> GOAL OF THE EXERCISE
Search the records for the word "Ability" and copy each line in which it appears.

--- START ---

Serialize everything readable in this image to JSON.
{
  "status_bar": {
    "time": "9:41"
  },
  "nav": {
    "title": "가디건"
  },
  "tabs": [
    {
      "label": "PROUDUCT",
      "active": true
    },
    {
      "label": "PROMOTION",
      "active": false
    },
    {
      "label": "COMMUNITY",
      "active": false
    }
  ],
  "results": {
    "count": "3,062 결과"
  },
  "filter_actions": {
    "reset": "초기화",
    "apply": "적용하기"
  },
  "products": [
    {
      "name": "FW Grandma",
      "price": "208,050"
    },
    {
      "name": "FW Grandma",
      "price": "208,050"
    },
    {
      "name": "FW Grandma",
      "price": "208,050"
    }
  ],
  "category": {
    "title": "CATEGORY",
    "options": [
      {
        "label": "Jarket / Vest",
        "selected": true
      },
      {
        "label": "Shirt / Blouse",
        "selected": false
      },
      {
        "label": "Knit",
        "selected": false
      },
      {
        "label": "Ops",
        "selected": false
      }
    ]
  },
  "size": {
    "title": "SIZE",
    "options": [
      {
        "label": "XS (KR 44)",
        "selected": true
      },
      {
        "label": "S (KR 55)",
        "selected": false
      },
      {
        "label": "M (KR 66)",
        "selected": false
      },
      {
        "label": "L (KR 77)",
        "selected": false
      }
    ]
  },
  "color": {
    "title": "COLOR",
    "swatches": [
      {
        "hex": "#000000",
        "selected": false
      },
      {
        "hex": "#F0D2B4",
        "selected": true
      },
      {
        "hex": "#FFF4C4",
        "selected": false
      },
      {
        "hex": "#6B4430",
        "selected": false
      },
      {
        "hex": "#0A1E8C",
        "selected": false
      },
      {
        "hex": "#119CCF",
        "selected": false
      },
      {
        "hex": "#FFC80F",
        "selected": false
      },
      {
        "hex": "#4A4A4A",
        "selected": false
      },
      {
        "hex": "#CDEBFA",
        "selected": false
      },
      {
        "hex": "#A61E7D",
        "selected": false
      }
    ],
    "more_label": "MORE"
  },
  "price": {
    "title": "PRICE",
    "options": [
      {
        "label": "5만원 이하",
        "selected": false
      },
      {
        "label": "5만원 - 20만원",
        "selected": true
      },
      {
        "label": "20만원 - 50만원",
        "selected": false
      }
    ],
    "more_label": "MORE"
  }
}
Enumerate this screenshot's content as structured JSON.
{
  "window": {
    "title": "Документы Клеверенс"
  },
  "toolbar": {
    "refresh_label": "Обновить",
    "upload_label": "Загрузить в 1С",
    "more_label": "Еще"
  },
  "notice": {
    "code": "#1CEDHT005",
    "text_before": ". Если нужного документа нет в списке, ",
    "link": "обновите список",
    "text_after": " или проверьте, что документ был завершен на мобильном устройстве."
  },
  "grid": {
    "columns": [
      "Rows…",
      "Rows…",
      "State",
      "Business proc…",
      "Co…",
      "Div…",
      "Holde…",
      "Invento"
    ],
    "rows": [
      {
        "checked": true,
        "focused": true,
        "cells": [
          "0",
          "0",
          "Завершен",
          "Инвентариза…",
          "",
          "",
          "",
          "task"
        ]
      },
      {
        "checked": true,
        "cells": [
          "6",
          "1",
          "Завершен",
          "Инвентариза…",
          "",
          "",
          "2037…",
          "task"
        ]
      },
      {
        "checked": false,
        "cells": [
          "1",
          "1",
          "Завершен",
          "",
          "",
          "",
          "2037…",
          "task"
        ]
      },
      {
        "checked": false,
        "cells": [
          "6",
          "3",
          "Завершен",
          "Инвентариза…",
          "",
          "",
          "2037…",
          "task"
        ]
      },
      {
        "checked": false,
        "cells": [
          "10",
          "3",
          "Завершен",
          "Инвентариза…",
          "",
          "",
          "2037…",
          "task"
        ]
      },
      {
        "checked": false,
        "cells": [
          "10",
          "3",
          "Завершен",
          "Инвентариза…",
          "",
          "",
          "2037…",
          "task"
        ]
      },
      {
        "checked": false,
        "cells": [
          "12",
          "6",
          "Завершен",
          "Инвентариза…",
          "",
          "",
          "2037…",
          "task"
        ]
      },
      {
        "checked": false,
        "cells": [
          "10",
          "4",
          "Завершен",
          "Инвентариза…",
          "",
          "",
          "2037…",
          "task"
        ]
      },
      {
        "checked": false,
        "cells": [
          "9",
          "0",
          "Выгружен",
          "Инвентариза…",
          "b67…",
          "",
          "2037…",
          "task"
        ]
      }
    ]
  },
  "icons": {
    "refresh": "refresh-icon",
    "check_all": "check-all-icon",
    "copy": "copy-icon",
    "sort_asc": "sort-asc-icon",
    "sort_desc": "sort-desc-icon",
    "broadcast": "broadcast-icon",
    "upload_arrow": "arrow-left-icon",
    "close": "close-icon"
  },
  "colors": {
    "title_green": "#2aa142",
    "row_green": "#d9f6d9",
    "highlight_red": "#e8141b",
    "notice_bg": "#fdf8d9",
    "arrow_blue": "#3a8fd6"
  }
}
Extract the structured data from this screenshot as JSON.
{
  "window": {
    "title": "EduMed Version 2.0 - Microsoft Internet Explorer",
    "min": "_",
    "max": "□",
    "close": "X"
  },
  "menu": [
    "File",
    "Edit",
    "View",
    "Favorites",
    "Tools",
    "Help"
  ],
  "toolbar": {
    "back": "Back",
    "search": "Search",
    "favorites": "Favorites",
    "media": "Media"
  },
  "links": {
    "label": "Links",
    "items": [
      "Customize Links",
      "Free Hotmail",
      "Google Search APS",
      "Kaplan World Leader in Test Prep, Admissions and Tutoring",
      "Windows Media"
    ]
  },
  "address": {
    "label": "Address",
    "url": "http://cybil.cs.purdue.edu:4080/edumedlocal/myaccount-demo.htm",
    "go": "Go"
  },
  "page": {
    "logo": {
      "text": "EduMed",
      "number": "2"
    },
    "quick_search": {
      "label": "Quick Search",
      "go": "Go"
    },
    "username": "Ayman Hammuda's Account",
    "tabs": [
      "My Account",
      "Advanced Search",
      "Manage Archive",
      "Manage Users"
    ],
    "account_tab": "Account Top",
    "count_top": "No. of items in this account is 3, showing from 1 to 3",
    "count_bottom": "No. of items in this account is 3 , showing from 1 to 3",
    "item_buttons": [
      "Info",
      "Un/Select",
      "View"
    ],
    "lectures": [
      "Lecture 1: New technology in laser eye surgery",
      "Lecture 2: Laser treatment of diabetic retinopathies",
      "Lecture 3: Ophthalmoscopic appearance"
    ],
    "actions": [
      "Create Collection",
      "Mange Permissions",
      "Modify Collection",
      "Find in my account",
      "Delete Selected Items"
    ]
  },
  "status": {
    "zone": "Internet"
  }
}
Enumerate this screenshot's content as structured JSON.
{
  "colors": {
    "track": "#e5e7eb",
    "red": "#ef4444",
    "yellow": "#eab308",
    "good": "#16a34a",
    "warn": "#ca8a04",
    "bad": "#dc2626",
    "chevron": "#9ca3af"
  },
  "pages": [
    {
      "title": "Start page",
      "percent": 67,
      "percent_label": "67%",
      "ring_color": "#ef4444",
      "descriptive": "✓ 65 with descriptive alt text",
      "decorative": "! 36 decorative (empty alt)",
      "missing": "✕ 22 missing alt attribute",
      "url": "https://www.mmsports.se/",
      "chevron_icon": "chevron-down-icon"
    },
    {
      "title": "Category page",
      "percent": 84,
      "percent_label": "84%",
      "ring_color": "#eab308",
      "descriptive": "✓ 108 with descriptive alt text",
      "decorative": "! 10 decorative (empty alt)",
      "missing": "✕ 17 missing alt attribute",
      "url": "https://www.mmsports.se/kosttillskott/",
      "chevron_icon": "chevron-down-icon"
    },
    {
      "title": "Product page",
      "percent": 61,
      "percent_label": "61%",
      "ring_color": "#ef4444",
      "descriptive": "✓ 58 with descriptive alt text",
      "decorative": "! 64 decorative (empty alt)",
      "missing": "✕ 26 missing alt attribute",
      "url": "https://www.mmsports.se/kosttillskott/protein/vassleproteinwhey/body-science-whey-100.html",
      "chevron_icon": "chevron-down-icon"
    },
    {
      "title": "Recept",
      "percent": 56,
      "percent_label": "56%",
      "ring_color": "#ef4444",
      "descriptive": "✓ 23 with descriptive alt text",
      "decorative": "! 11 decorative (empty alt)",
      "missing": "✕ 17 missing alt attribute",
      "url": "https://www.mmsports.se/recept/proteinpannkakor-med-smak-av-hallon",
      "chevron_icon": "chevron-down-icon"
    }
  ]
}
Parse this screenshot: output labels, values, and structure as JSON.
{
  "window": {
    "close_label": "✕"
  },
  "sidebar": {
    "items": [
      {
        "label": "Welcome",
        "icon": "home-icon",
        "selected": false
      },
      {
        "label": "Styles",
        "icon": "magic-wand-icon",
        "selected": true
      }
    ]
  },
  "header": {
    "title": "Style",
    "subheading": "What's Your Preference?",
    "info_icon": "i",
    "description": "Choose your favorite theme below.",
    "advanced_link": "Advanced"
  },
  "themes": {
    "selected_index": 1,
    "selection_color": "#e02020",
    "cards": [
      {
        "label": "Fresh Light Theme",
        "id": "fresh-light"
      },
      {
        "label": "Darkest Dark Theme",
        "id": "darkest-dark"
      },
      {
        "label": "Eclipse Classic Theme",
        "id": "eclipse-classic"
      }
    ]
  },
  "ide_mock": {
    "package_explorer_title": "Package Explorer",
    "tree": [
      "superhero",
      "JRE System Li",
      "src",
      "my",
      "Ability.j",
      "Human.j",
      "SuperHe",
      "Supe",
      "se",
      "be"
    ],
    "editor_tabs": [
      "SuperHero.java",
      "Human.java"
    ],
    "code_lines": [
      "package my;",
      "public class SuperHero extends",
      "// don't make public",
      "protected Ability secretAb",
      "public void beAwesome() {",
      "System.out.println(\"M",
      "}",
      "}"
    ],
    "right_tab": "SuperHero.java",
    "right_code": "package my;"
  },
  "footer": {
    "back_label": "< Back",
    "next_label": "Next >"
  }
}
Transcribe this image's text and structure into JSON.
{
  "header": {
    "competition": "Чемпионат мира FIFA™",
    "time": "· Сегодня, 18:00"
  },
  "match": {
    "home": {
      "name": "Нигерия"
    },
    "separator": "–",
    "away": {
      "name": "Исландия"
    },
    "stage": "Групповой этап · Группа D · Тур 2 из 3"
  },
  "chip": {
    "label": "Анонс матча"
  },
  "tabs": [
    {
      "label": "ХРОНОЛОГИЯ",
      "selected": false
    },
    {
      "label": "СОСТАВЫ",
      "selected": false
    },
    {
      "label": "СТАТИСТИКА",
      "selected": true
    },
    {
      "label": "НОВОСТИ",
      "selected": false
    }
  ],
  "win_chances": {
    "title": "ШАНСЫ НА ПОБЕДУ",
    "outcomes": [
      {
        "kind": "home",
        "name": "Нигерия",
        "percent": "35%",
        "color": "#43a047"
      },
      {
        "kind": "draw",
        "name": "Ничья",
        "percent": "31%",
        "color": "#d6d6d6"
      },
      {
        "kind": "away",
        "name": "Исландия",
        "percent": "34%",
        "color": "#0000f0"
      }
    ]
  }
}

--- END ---

> EXERCISE SOLUTION
      "Ability.j",
      "protected Ability secretAb",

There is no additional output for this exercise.